Toyota is recalling sixteen models from the 2009 to 2013 model years over a potential issue with passenger seat airbag calibration. In spite of the large number of different Toyotas covered by the recall, just 3,235 units are included. These were vehicles installed with accessories like leather seat covers and headrest DVD systems by Southeast Toyota Distributors, and during the modifications the passenger seat occupant sensor system might not have been calibration tested. If the sensors aren't
The four-cylinder Toyota Sienna is officially a thing of the past. Toyota has opted to ditch the minivan's entry-level 2.7-liter engine, thereby making the 266-horsepower 3.5-liter V6 standard equipment. The move makes some sense, as the entry-level four cylinder didn't really manage better fuel economy – the 187-hp powertrain managed 19 miles per gallon city and 24 highway, whereas the V6 gets 18/25.
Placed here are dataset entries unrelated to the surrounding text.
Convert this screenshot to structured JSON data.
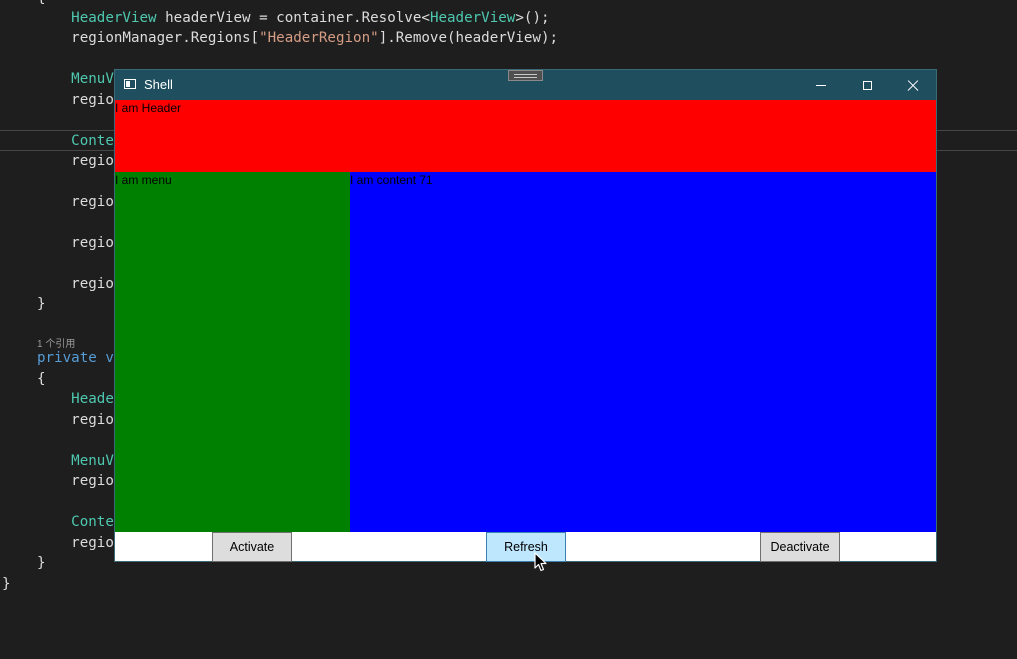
{
  "editor": {
    "lines": [
      {
        "id": "l0",
        "parts": [
          {
            "t": "{",
            "c": "plain"
          }
        ]
      },
      {
        "id": "l1",
        "parts": [
          {
            "t": "    ",
            "c": "plain"
          },
          {
            "t": "HeaderView",
            "c": "type"
          },
          {
            "t": " headerView = container.Resolve<",
            "c": "plain"
          },
          {
            "t": "HeaderView",
            "c": "type"
          },
          {
            "t": ">();",
            "c": "plain"
          }
        ]
      },
      {
        "id": "l2",
        "parts": [
          {
            "t": "    regionManager.Regions[",
            "c": "plain"
          },
          {
            "t": "\"HeaderRegion\"",
            "c": "str"
          },
          {
            "t": "].Remove(headerView);",
            "c": "plain"
          }
        ]
      },
      {
        "id": "l3",
        "parts": [
          {
            "t": "    ",
            "c": "plain"
          },
          {
            "t": "MenuV",
            "c": "type"
          }
        ]
      },
      {
        "id": "l4",
        "parts": [
          {
            "t": "    regio",
            "c": "plain"
          }
        ]
      },
      {
        "id": "l5",
        "parts": [
          {
            "t": "    ",
            "c": "plain"
          },
          {
            "t": "Conte",
            "c": "type"
          }
        ]
      },
      {
        "id": "l6",
        "parts": [
          {
            "t": "    regio",
            "c": "plain"
          }
        ]
      },
      {
        "id": "l7",
        "parts": [
          {
            "t": "    regio",
            "c": "plain"
          }
        ]
      },
      {
        "id": "l8",
        "parts": [
          {
            "t": "    regio",
            "c": "plain"
          }
        ]
      },
      {
        "id": "l9",
        "parts": [
          {
            "t": "    regio",
            "c": "plain"
          }
        ]
      },
      {
        "id": "l10",
        "parts": [
          {
            "t": "}",
            "c": "plain"
          }
        ]
      },
      {
        "id": "l11",
        "parts": [
          {
            "t": "private v",
            "c": "kw"
          }
        ]
      },
      {
        "id": "l12",
        "parts": [
          {
            "t": "{",
            "c": "plain"
          }
        ]
      },
      {
        "id": "l13",
        "parts": [
          {
            "t": "    ",
            "c": "plain"
          },
          {
            "t": "Heade",
            "c": "type"
          }
        ]
      },
      {
        "id": "l14",
        "parts": [
          {
            "t": "    regio",
            "c": "plain"
          }
        ]
      },
      {
        "id": "l15",
        "parts": [
          {
            "t": "    ",
            "c": "plain"
          },
          {
            "t": "MenuV",
            "c": "type"
          }
        ]
      },
      {
        "id": "l16",
        "parts": [
          {
            "t": "    regio",
            "c": "plain"
          }
        ]
      },
      {
        "id": "l17",
        "parts": [
          {
            "t": "    ",
            "c": "plain"
          },
          {
            "t": "Conte",
            "c": "type"
          }
        ]
      },
      {
        "id": "l18",
        "parts": [
          {
            "t": "    regio",
            "c": "plain"
          }
        ]
      },
      {
        "id": "l19",
        "parts": [
          {
            "t": "}",
            "c": "plain"
          }
        ]
      },
      {
        "id": "l20",
        "parts": [
          {
            "t": "}",
            "c": "plain"
          }
        ]
      }
    ],
    "codelens": "1 个引用"
  },
  "window": {
    "title": "Shell",
    "header_text": "I am Header",
    "menu_text": "I am menu",
    "content_text": "I am content 71",
    "colors": {
      "titlebar": "#1f4e5f",
      "header": "#ff0000",
      "menu": "#008000",
      "content": "#0000ff"
    }
  },
  "buttons": {
    "activate": "Activate",
    "refresh": "Refresh",
    "deactivate": "Deactivate"
  }
}
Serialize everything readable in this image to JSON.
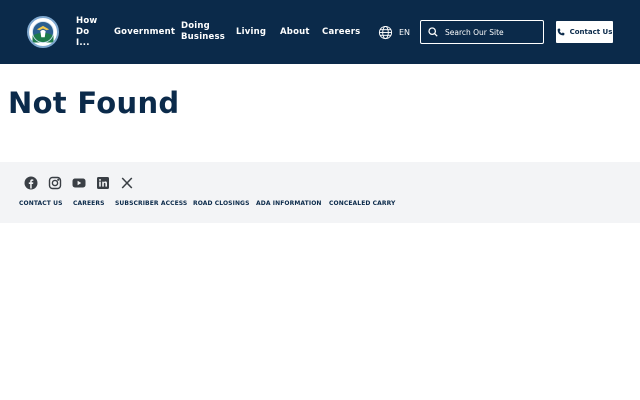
{
  "header": {
    "nav": [
      {
        "label": "How Do I..."
      },
      {
        "label": "Government"
      },
      {
        "label": "Doing Business"
      },
      {
        "label": "Living"
      },
      {
        "label": "About"
      },
      {
        "label": "Careers"
      }
    ],
    "language": "EN",
    "search_placeholder": "Search Our Site",
    "contact_label": "Contact Us",
    "bg_color": "#0b2a4a"
  },
  "main": {
    "title": "Not Found"
  },
  "footer": {
    "social_icons": [
      "facebook-icon",
      "instagram-icon",
      "youtube-icon",
      "linkedin-icon",
      "x-icon"
    ],
    "links": [
      {
        "label": "CONTACT US"
      },
      {
        "label": "CAREERS"
      },
      {
        "label": "SUBSCRIBER ACCESS"
      },
      {
        "label": "ROAD CLOSINGS"
      },
      {
        "label": "ADA INFORMATION"
      },
      {
        "label": "CONCEALED CARRY"
      }
    ],
    "bg_color": "#f3f4f6"
  }
}
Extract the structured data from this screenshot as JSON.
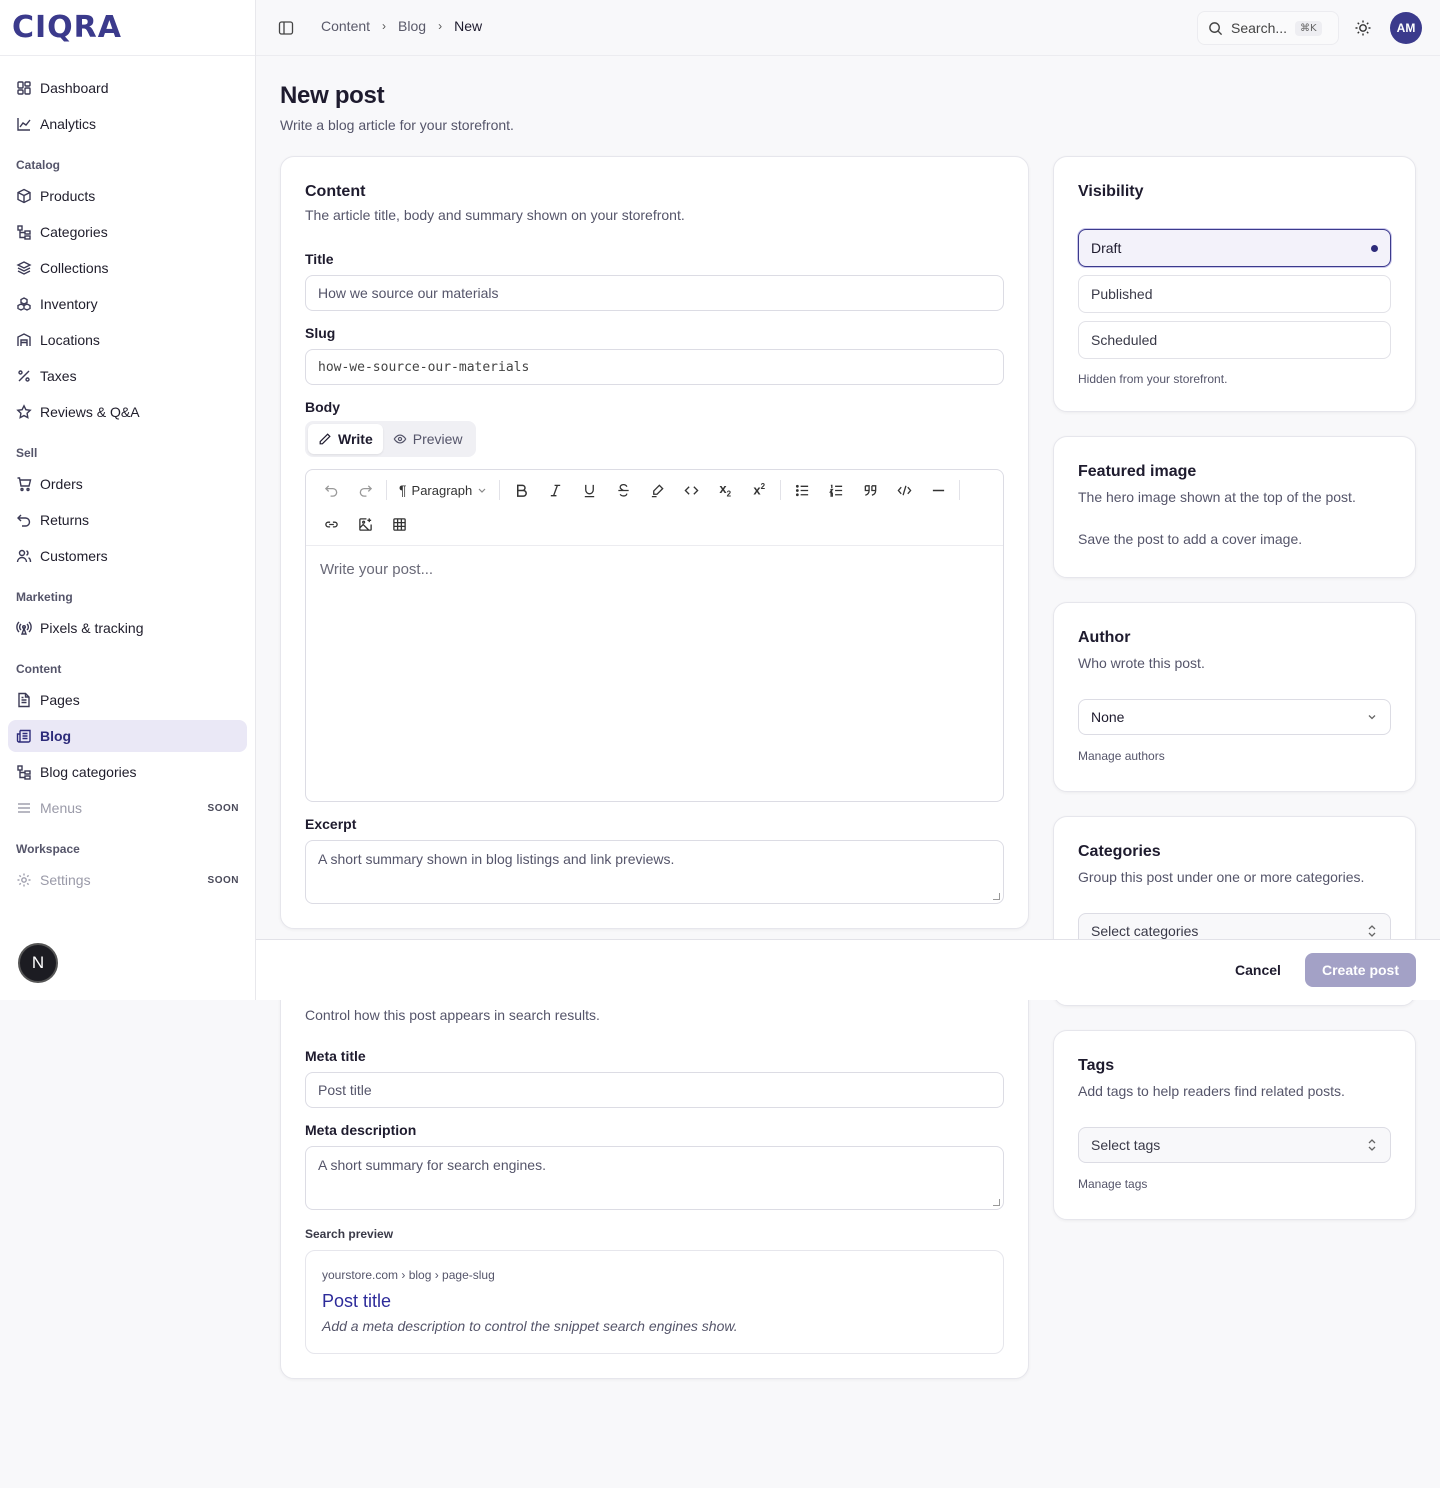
{
  "brand": {
    "logo_text": "CIQRA"
  },
  "sidebar": {
    "top_items": [
      {
        "label": "Dashboard",
        "icon": "dashboard-icon"
      },
      {
        "label": "Analytics",
        "icon": "chart-line-icon"
      }
    ],
    "groups": [
      {
        "title": "Catalog",
        "items": [
          "Products",
          "Categories",
          "Collections",
          "Inventory",
          "Locations",
          "Taxes",
          "Reviews & Q&A"
        ]
      },
      {
        "title": "Sell",
        "items": [
          "Orders",
          "Returns",
          "Customers"
        ]
      },
      {
        "title": "Marketing",
        "items": [
          "Pixels & tracking"
        ]
      },
      {
        "title": "Content",
        "items": [
          "Pages",
          "Blog",
          "Blog categories",
          "Menus"
        ]
      },
      {
        "title": "Workspace",
        "items": [
          "Settings"
        ]
      }
    ],
    "active_item": "Blog",
    "soon_badge": "SOON",
    "bubble_letter": "N"
  },
  "topbar": {
    "breadcrumbs": [
      "Content",
      "Blog",
      "New"
    ],
    "search_placeholder": "Search...",
    "search_shortcut": "⌘K",
    "avatar_initials": "AM"
  },
  "page": {
    "title": "New post",
    "subtitle": "Write a blog article for your storefront."
  },
  "content_card": {
    "title": "Content",
    "description": "The article title, body and summary shown on your storefront.",
    "title_label": "Title",
    "title_value": "How we source our materials",
    "slug_label": "Slug",
    "slug_value": "how-we-source-our-materials",
    "body_label": "Body",
    "tab_write": "Write",
    "tab_preview": "Preview",
    "paragraph_select": "Paragraph",
    "body_placeholder": "Write your post...",
    "excerpt_label": "Excerpt",
    "excerpt_placeholder": "A short summary shown in blog listings and link previews."
  },
  "seo_card": {
    "description": "Control how this post appears in search results.",
    "meta_title_label": "Meta title",
    "meta_title_placeholder": "Post title",
    "meta_desc_label": "Meta description",
    "meta_desc_placeholder": "A short summary for search engines.",
    "search_preview_label": "Search preview",
    "preview_url": "yourstore.com › blog › page-slug",
    "preview_title": "Post title",
    "preview_desc": "Add a meta description to control the snippet search engines show."
  },
  "visibility_card": {
    "title": "Visibility",
    "options": [
      "Draft",
      "Published",
      "Scheduled"
    ],
    "selected": "Draft",
    "hint": "Hidden from your storefront."
  },
  "featured_card": {
    "title": "Featured image",
    "description": "The hero image shown at the top of the post.",
    "note": "Save the post to add a cover image."
  },
  "author_card": {
    "title": "Author",
    "description": "Who wrote this post.",
    "selected": "None",
    "manage_link": "Manage authors"
  },
  "categories_card": {
    "title": "Categories",
    "description": "Group this post under one or more categories.",
    "placeholder": "Select categories"
  },
  "tags_card": {
    "title": "Tags",
    "description": "Add tags to help readers find related posts.",
    "placeholder": "Select tags",
    "manage_link": "Manage tags"
  },
  "footer": {
    "cancel_label": "Cancel",
    "create_label": "Create post"
  },
  "colors": {
    "accent": "#3b3a8c",
    "active_bg": "#eae8f6",
    "create_disabled": "#a3a1c6"
  }
}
Two years after Consumer Reports smacked Toyota by pulling its coveted Recommended label from the Japanese automaker's vehicles in the wake of safety concerns, the venerable consumer products testing magazine has slipped back into its comfortable role of being one of Toyota's biggest fans. In announcing its annual Top Picks list, CR lauded five Toyota models as best-in-class, meaning the once beleaguered brand captured fully half of the category awards.
According to a report from Automotive News, Toyota is recalling more than 200,000 Sienna minivans from the 2011 and 2012 model years. But before you start worrying about reading the words 'Toyota' and 'recall' in the same sentence, know that this is for a very, very minor issue.
We know minivans aren't all that exciting, but automakers take the sliding door segment very seriously. Chrysler takes special pride in its minivans, which makes sense because Team Pentastar all but invented the segment. Toyota takes just as much pride in the Sienna, which continues to sell well in the face of months of parts shortages due to the Japanese earthquake.